The agency has held multiple workshops to learn what residents want. “At one daylong meeting, which attracted more than 300 residents and a number of City agencies they made their voices heard: more affordable housing, clean-up of an unpleasant industrial park, jobs, stores, and a community center,” say Betsy. “Broadway Junction has the potential to open up the neighborhood, leading to safer, easier commutes and safer navigation. What’s more, these agencies are really committed to making it happen. They know it needs to start with community input and buy-in.”

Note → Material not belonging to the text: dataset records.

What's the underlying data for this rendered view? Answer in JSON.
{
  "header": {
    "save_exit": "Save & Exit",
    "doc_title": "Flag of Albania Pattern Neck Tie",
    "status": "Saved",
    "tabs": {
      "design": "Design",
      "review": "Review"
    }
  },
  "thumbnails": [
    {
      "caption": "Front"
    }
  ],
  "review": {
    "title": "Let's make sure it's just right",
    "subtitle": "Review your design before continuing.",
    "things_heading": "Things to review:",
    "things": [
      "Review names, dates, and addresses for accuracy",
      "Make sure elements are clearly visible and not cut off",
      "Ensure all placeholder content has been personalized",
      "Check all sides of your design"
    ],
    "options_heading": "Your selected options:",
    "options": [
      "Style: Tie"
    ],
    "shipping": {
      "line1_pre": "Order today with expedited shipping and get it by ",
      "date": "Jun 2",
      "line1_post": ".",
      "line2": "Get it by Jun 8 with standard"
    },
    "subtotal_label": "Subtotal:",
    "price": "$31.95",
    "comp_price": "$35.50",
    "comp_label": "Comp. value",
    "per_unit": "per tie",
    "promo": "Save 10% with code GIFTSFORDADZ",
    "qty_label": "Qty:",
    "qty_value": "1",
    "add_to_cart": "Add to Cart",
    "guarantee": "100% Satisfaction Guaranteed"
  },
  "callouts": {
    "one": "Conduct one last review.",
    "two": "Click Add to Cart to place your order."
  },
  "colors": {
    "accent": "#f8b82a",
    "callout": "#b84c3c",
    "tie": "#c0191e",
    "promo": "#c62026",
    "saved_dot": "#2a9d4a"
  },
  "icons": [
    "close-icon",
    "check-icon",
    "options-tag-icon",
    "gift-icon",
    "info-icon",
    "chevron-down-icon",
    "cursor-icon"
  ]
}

Tony Proscio, who has written three essays on foundation jargon, puts “collaboration” and “partnership” on his list of overused, tired, and irritating words. We don’t disagree—and try to use them sparingly—but believe strongly in the message they attempt to convey: it takes the collective wisdom and resources of people working together to make social change. Our pledge is to listen, learn, and use the money entrusted to us by our donors to make New York City truly a place where all of us can, in the words of WNYC’s 1930s station ID, “live in peace and enjoy the benefits of democracy.”
This article appears in the 2011 Annual Report>>